# Chain rule for KL divergence

Is there an inequality to relate the KL divergence of two joint distribution and the sum of the KL divergence of their marginals? Or in particular, is there a proof or a counter example for the following:

$$D(q(x,y)\|p(x,y)) \geq D(q(x)\|p(x)) + D(q(y)\|p(y))$$.

I don't think the given inequality is true (I am not sure about the reverse inequality). Recall that $$D_{KL}(q(x,y)\| p(x,y))=\sum_{x\in \mathcal{X}}\sum_{y\in \mathcal{Y}} q(x,y)\log\bigg(\frac{q(x,y)}{p(x,y)}\bigg).$$ Consider non-identical joint distributions $$p$$ and $$q$$ over $$\mathcal{X}\times\mathcal{X}$$ (so $$\mathcal{Y}=\mathcal{X}$$), with $$p(x,y)=q(x,y)=0$$ for $$y\neq x$$ (so the supports of both distributions are on the diagonals). Then \begin{align} D_{KL}(q(x,y)\|p(x,y))&=\sum_{x_1\in \mathcal{X}}\sum_{x_2\in \mathcal{X}}q(x_1,x_2)\log\bigg(\frac{q(x_1,x_2)}{p(x_1,x_2)}\bigg)\\ &=\sum_{x\in \mathcal{X}} q(x)\log\bigg(\frac{q(x)}{p(x)}\bigg)\\ &=D_{KL}(q(x)\|p(x))=D_{KL}(q(y)\|p(y)). \end{align} In general, these are not all zero or infinite, so the stated inequality will not hold.
However, I think one can say that $$D_{KL}(q(x,y)\|p(x,y))\geq \frac{D_{KL}(q(x)\|p(x))+D_{KL}(q(y)\|p(y))}{2}.$$ This should follow from the Chain Rule: \begin{align} D_{KL}(q(x,y)\|p(x,y))&=D_{KL}(q(x)\|p(x))+D_{KL}(q(y\vert x)\|p(y\vert x))\\ &=D_{KL}(q(y)\|p(y))+D_{KL}(q(x\vert y)\|p(x\vert y)), \end{align} summed twice and then using the nonnegativity of divergence.
• You can improve from the average to the maximum, in your latest observation.
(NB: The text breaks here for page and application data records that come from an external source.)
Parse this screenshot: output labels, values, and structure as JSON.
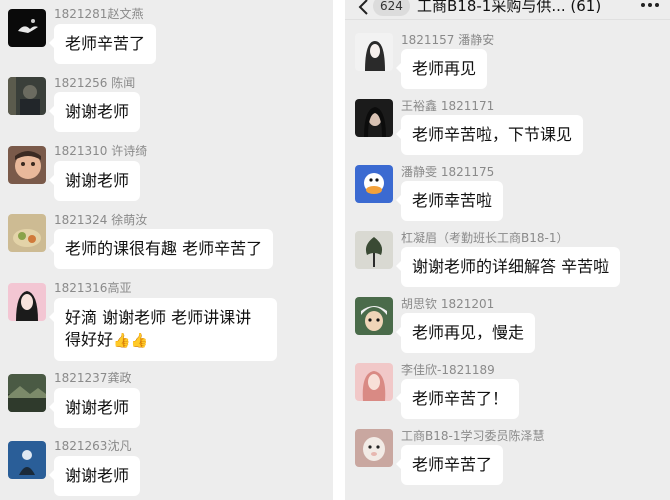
{
  "left": {
    "messages": [
      {
        "sender": "1821281赵文燕",
        "text": "老师辛苦了",
        "avatar": "black-bird-avatar"
      },
      {
        "sender": "1821256 陈闻",
        "text": "谢谢老师",
        "avatar": "dark-person-avatar"
      },
      {
        "sender": "1821310 许诗绮",
        "text": "谢谢老师",
        "avatar": "child-face-avatar"
      },
      {
        "sender": "1821324 徐萌汝",
        "text": "老师的课很有趣 老师辛苦了",
        "avatar": "food-avatar"
      },
      {
        "sender": "1821316高亚",
        "text_line1": "好滴 谢谢老师 老师讲课讲",
        "text_line2": "得好好",
        "emoji": "👍👍",
        "avatar": "pink-girl-avatar"
      },
      {
        "sender": "1821237龚政",
        "text": "谢谢老师",
        "avatar": "landscape-avatar"
      },
      {
        "sender": "1821263沈凡",
        "text": "谢谢老师",
        "avatar": "blue-figure-avatar"
      }
    ]
  },
  "right": {
    "header": {
      "unread_count": "624",
      "title": "工商B18-1采购与供... (61)"
    },
    "messages": [
      {
        "sender": "1821157 潘静安",
        "text": "老师再见",
        "avatar": "girl-sketch-avatar"
      },
      {
        "sender": "王裕鑫 1821171",
        "text": "老师辛苦啦，下节课见",
        "avatar": "dark-girl-avatar"
      },
      {
        "sender": "潘静雯 1821175",
        "text": "老师幸苦啦",
        "avatar": "cartoon-duck-avatar"
      },
      {
        "sender": "杠凝眉（考勤班长工商B18-1）",
        "text": "谢谢老师的详细解答 辛苦啦",
        "avatar": "tree-avatar"
      },
      {
        "sender": "胡思钦 1821201",
        "text": "老师再见，慢走",
        "avatar": "anime-boy-avatar"
      },
      {
        "sender": "李佳欣-1821189",
        "text": "老师辛苦了！",
        "avatar": "pink-woman-avatar"
      },
      {
        "sender": "工商B18-1学习委员陈泽慧",
        "text": "老师辛苦了",
        "avatar": "lamb-avatar"
      }
    ]
  }
}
This will help for $n\gg 2$. Also, the converse inequality cannot hold: consider $q$ uniform on $\{0,1\}^2$ and $p$ uniform on $\{(0,0),(1,1)\}$. Jun 29 '19 at 14:51